3rd October 2012
As most of us know, the NME is an institution that loves hysterically over-hyping new bands and then, often, decimating their reputations, leaving them to play to crowds of around four punters in a pub, somewhere in rural Yorkshire.
Thus, it came as no surprise to see their latest test-subjects, Palma Violets, emblazoned across the magazine’s cover last week, before the band have any releases to their name. Tonight, then, I’m at the Deaf Institute to verify if there’s any justification to this of gang of four du jour’s hype.
First up are local lads Temple Songs. They play a pleasant selection of Kinksian tunes but it’s the next support, Childhood, who really capture the imagination. With a thrilling set of Ride-indebted shoegaze meets Stone Roses wah, they may soon taste success, but what of Palma Violets themselves?

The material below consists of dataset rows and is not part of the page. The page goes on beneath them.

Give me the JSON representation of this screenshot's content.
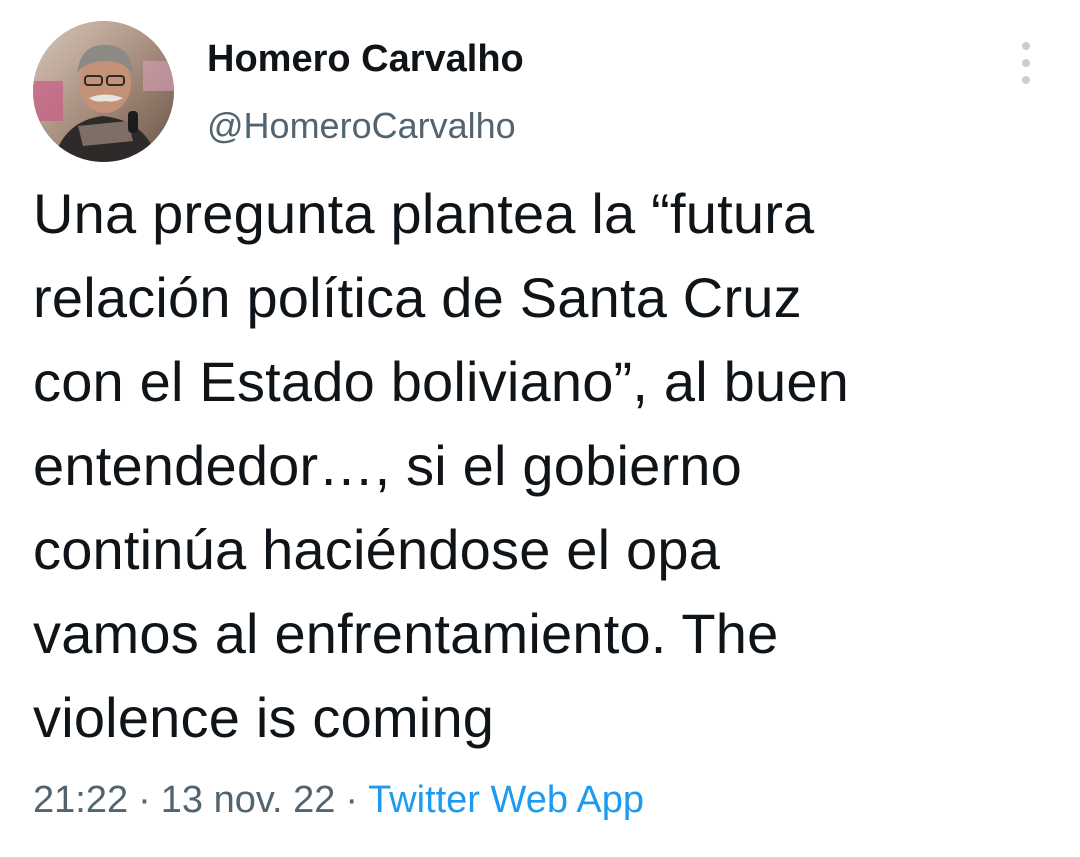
{
  "author": {
    "display_name": "Homero Carvalho",
    "handle": "@HomeroCarvalho",
    "avatar_icon": "profile-photo"
  },
  "more_icon": "more-vertical-icon",
  "tweet": {
    "text": "Una pregunta plantea la “futura\nrelación política de Santa Cruz\ncon el Estado boliviano”, al buen\nentendedor…, si el gobierno\ncontinúa haciéndose el opa\nvamos al enfrentamiento. The\nviolence is coming"
  },
  "meta": {
    "time": "21:22",
    "separator": "·",
    "date": "13 nov. 22",
    "source": "Twitter Web App"
  },
  "colors": {
    "text": "#0f1419",
    "secondary": "#536471",
    "link": "#1d9bf0"
  }
}
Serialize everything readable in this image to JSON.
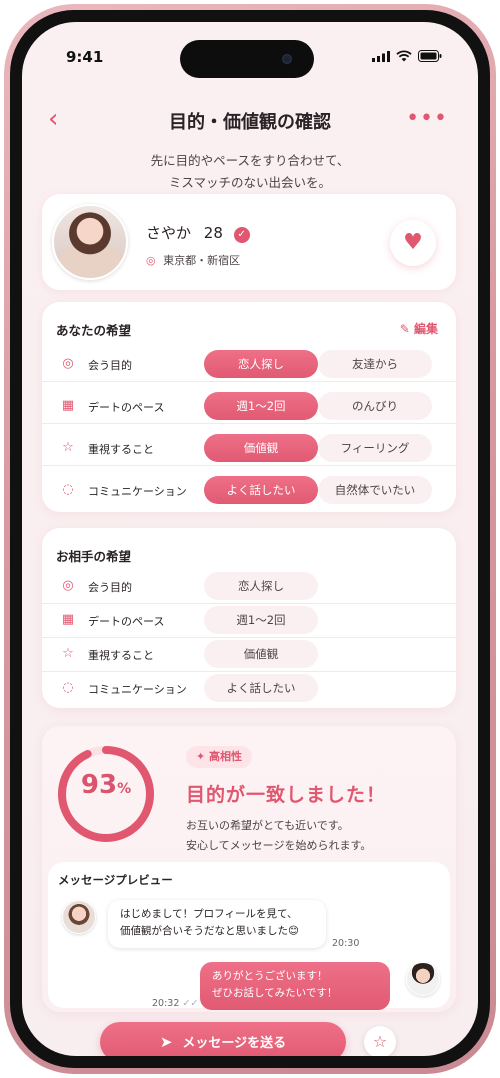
{
  "status": {
    "time": "9:41"
  },
  "header": {
    "title": "目的・価値観の確認",
    "back_icon": "chevron-left-icon",
    "more_icon": "more-dots-icon"
  },
  "intro": {
    "line1": "先に目的やペースをすり合わせて、",
    "line2": "ミスマッチのない出会いを。"
  },
  "profile": {
    "name": "さやか",
    "age": "28",
    "location": "東京都・新宿区"
  },
  "my_prefs": {
    "title": "あなたの希望",
    "edit_label": "編集",
    "rows": [
      {
        "label": "会う目的",
        "icon": "target-icon",
        "selected": "恋人探し",
        "other": "友達から"
      },
      {
        "label": "デートのペース",
        "icon": "calendar-icon",
        "selected": "週1〜2回",
        "other": "のんびり"
      },
      {
        "label": "重視すること",
        "icon": "star-icon",
        "selected": "価値観",
        "other": "フィーリング"
      },
      {
        "label": "コミュニケーション",
        "icon": "chat-icon",
        "selected": "よく話したい",
        "other": "自然体でいたい"
      }
    ]
  },
  "their_prefs": {
    "title": "お相手の希望",
    "rows": [
      {
        "label": "会う目的",
        "icon": "target-icon",
        "value": "恋人探し"
      },
      {
        "label": "デートのペース",
        "icon": "calendar-icon",
        "value": "週1〜2回"
      },
      {
        "label": "重視すること",
        "icon": "star-icon",
        "value": "価値観"
      },
      {
        "label": "コミュニケーション",
        "icon": "chat-icon",
        "value": "よく話したい"
      }
    ]
  },
  "match": {
    "percent": 93,
    "percent_number": "93",
    "percent_unit": "%",
    "badge": "高相性",
    "headline": "目的が一致しました！",
    "desc1": "お互いの希望がとても近いです。",
    "desc2": "安心してメッセージを始められます。"
  },
  "preview": {
    "title": "メッセージプレビュー",
    "incoming": {
      "line1": "はじめまして！プロフィールを見て、",
      "line2": "価値観が合いそうだなと思いました😊",
      "time": "20:30"
    },
    "outgoing": {
      "line1": "ありがとうございます！",
      "line2": "ぜひお話してみたいです！",
      "time": "20:32"
    }
  },
  "cta": {
    "send_label": "メッセージを送る"
  },
  "colors": {
    "accent": "#e0576f",
    "background": "#fbf0f1"
  }
}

The band soon swagger on, glowing with boyish dickhead-charisma and launch into action. At halfway, the Violets, it seems, are to some extent packing the tunes, and there are a few standouts within a decent set. ‘Fourteen’ and forthcoming single, ‘Best of Friends’ are both built around that classic, three-chord structure and are received with mosh-pit aplomb, though, it’s set closer ‘Brand New Song’, that looks the most likely to incite festival sing-along euphoria come next Summer.

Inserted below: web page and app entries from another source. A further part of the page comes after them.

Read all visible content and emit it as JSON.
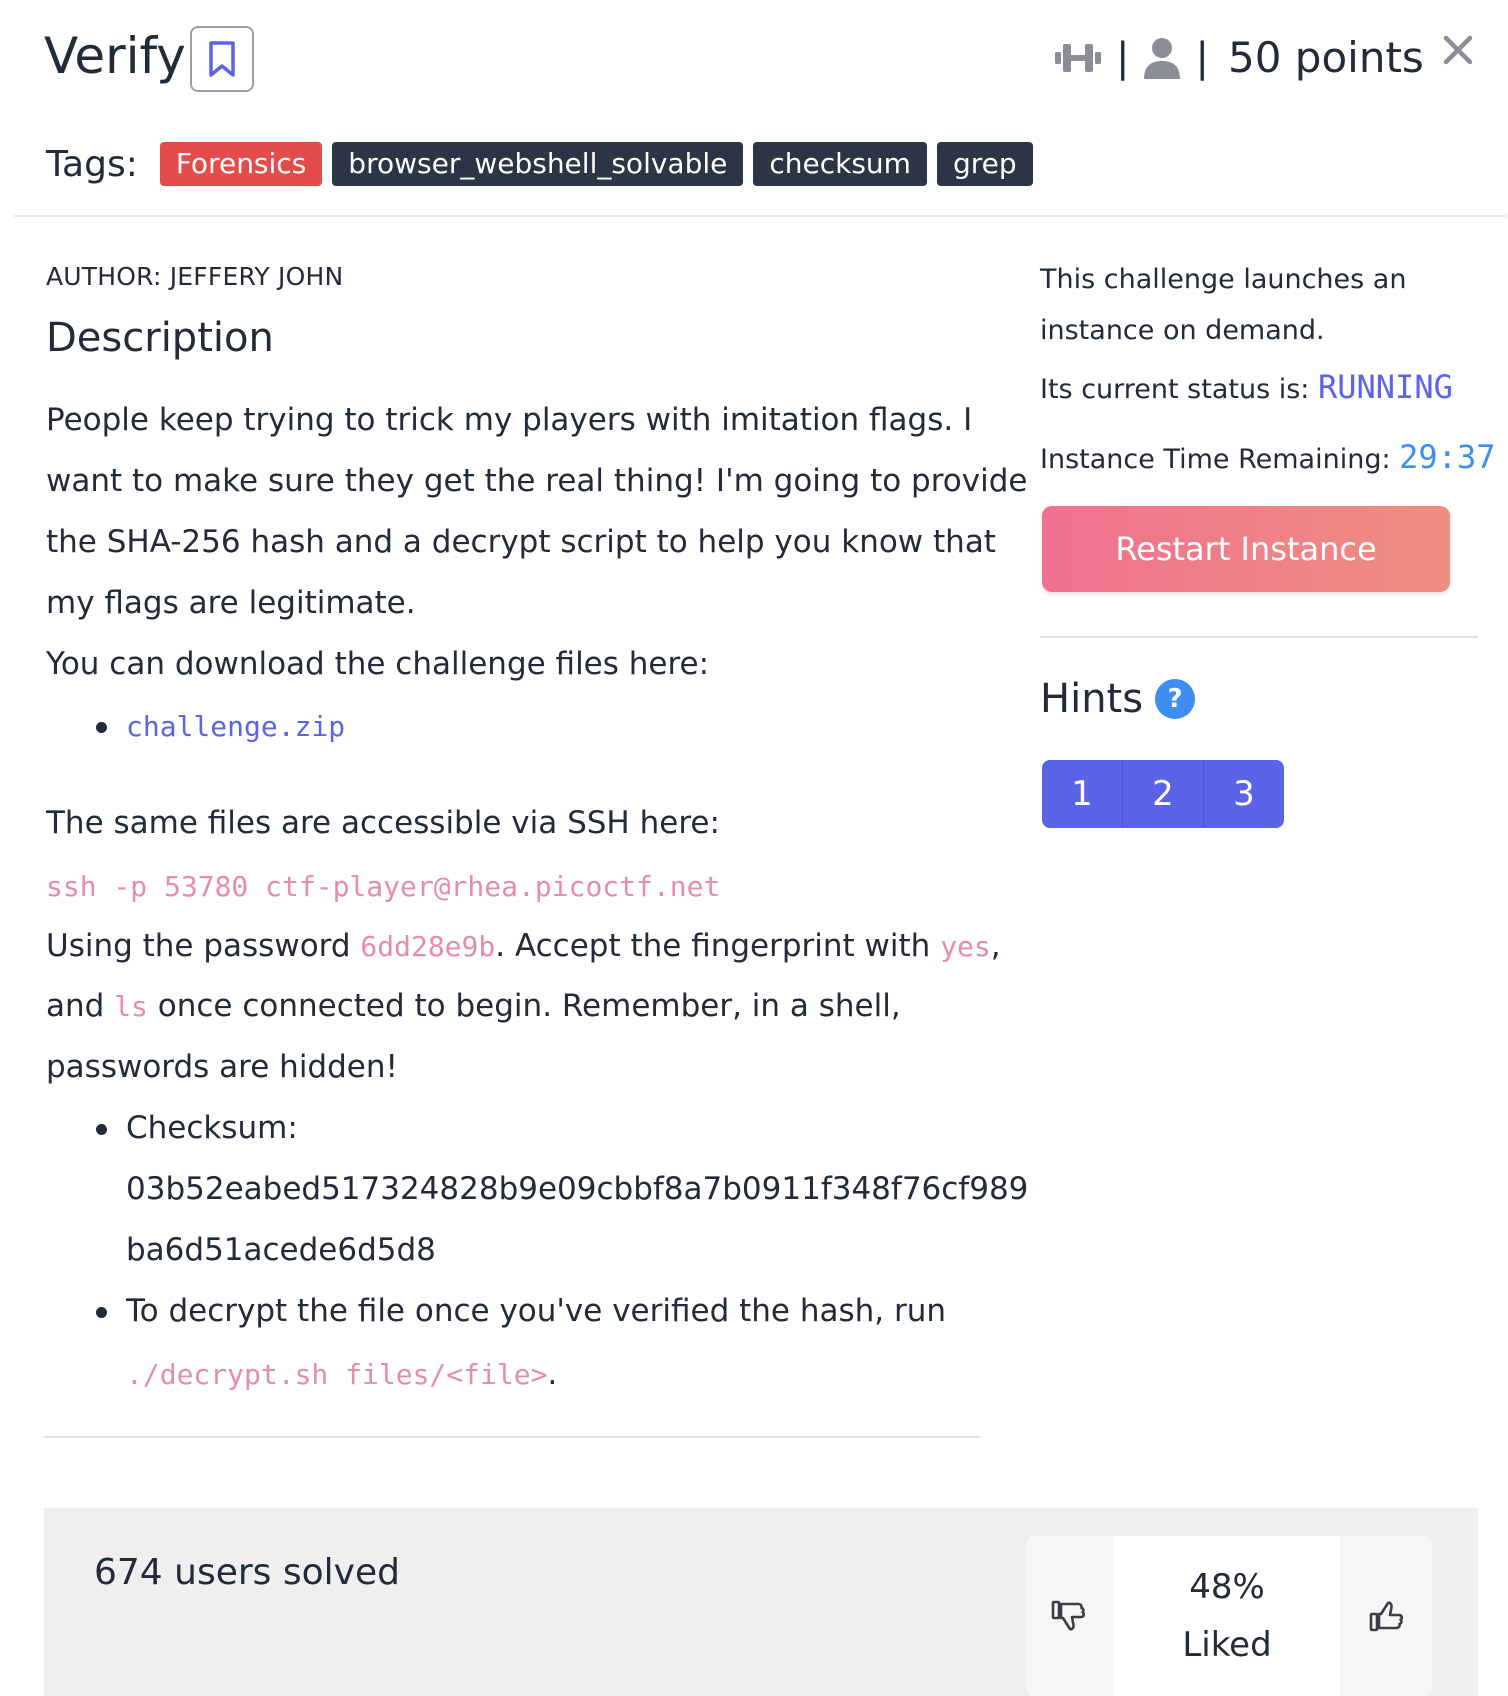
{
  "header": {
    "title": "Verify",
    "sep1": "|",
    "sep2": "|",
    "points": "50 points"
  },
  "tags": {
    "label": "Tags:",
    "items": [
      "Forensics",
      "browser_webshell_solvable",
      "checksum",
      "grep"
    ]
  },
  "content": {
    "author": "AUTHOR: JEFFERY JOHN",
    "heading": "Description",
    "p1_l1": "People keep trying to trick my players with imitation flags. I",
    "p1_l2": "want to make sure they get the real thing! I'm going to provide",
    "p1_l3": "the SHA-256 hash and a decrypt script to help you know that",
    "p1_l4": "my flags are legitimate.",
    "download_text": "You can download the challenge files here:",
    "download_link": "challenge.zip",
    "ssh_text": "The same files are accessible via SSH here:",
    "ssh_command": "ssh -p 53780 ctf-player@rhea.picoctf.net",
    "pw_pre": "Using the password ",
    "pw_code": "6dd28e9b",
    "pw_mid": ". Accept the fingerprint with ",
    "pw_yes": "yes",
    "pw_comma": ",",
    "and_pre": "and ",
    "and_ls": "ls",
    "and_post": " once connected to begin. Remember, in a shell,",
    "hidden_text": "passwords are hidden!",
    "checksum_label": "Checksum:",
    "checksum_l1": "03b52eabed517324828b9e09cbbf8a7b0911f348f76cf989",
    "checksum_l2": "ba6d51acede6d5d8",
    "decrypt_text": "To decrypt the file once you've verified the hash, run",
    "decrypt_code": "./decrypt.sh files/<file>",
    "decrypt_dot": "."
  },
  "instance": {
    "line1": "This challenge launches an",
    "line2": "instance on demand.",
    "status_label": "Its current status is: ",
    "status_value": "RUNNING",
    "time_label": "Instance Time Remaining: ",
    "time_value": "29:37",
    "restart_label": "Restart Instance"
  },
  "hints": {
    "heading": "Hints",
    "help": "?",
    "buttons": [
      "1",
      "2",
      "3"
    ]
  },
  "footer": {
    "solved": "674 users solved",
    "percent": "48%",
    "liked": "Liked"
  }
}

Other than standard indie, the reference points are fairly obvious: the pop-noir of Nick Cave (whose t-shirt is sported by bassist Chili Jesson); the manic rattle of The Gun Club; the funereal organ, raw riffs and humour of Jonathan Richman & The Modern Lovers. This latter combo should propel the band on their way to success, and, if they seem unoriginal tonight, their enthusiasm and antics onstage (with howling singer, Sam Fryer ending up head-over-arse at the end) more than compensate. Just don’t hold your breath for the next Strokes.